- The Minnesota Star Tribune reports regulators will hold a hearing on Friday, and could issue a decision next Thursday, on whether to update the social cost of carbon used to determine how the state will generate electricity.
- Minnesota set a carbon cost in the 1990s, but it has not been updated in years, and currently sets the cost of a ton of carbon dioxide emissions at less than $5.
- Last year, an administrative law judge recommended Minnesota use the federal cost of carbon, determined in 2009.
Minnesota set its cost of carbon two decades ago, and since then it has tracked inflation — but perhaps not the most updated environmental science.

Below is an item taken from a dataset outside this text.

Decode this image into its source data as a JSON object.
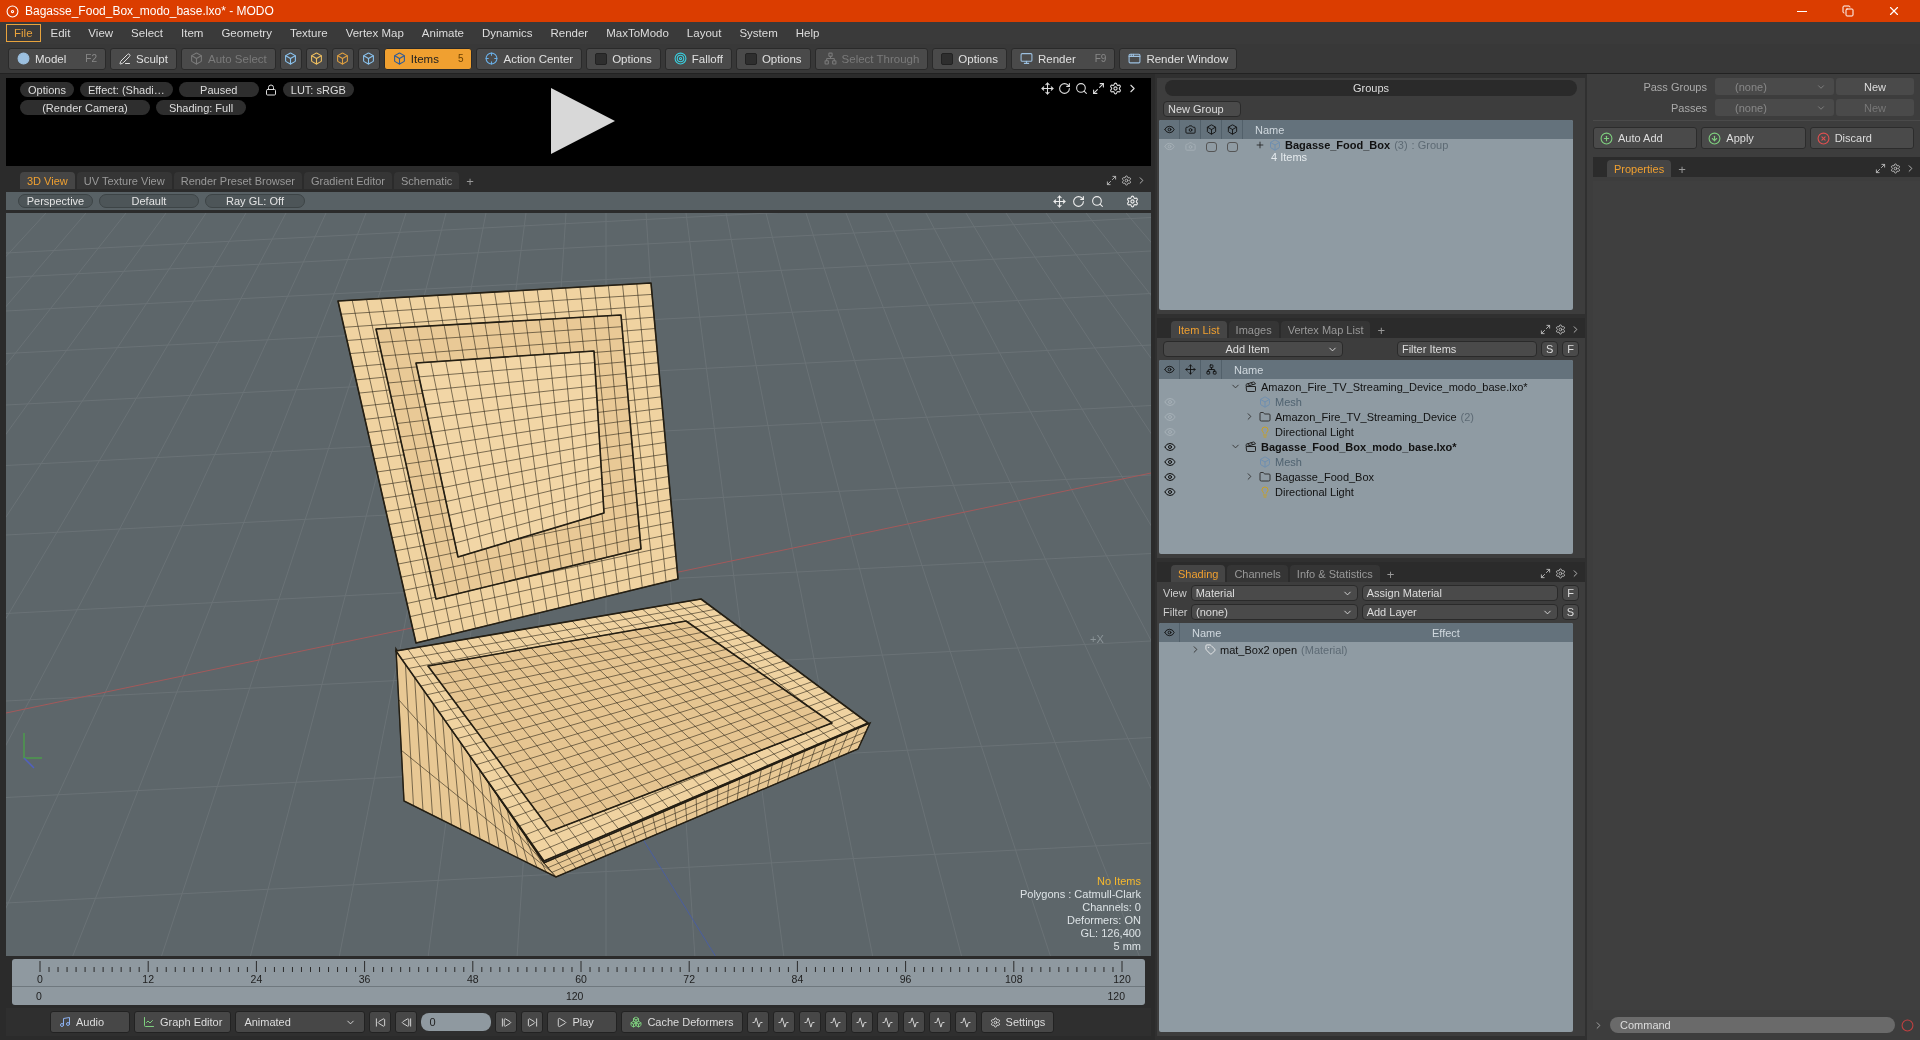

In 1997, Minnesota set the cost at between $0.30/ton and $3.10/ton of carbon dioxide, and it still caps at less than $5/ton. The federal cost of carbon ranges from $11/ton to $57/ton, reflecting social costs, and is frequently set at around $36/ton.
Environmental advocates, the Minnesota Pollution Control Agency and Minnesota Department of Commerce have recommended that the PUC use the 2009 federal values, but the state's largest utility is warning that such a change might dramatically impact what resources are built. But Xcel Energy declined an interview with the Star Tribune on the issue.
Last year the 7th U.S. Circuit Court of Appeals upheld the government's use of the social cost of carbon.
But President Trump, in March, signed an executive order directing the U.S. Environmental Protection Agency to review the Clean Power Plan and other greenhouse gas regulations for the power sector, while also directing the government to stop using the social cost of carbon.
The EPA web page for the social cost of carbon "is being updated," according to the site. Several pages focused on climate change and environmental science were also moved, removed or revised when the Trump administration took over the White House.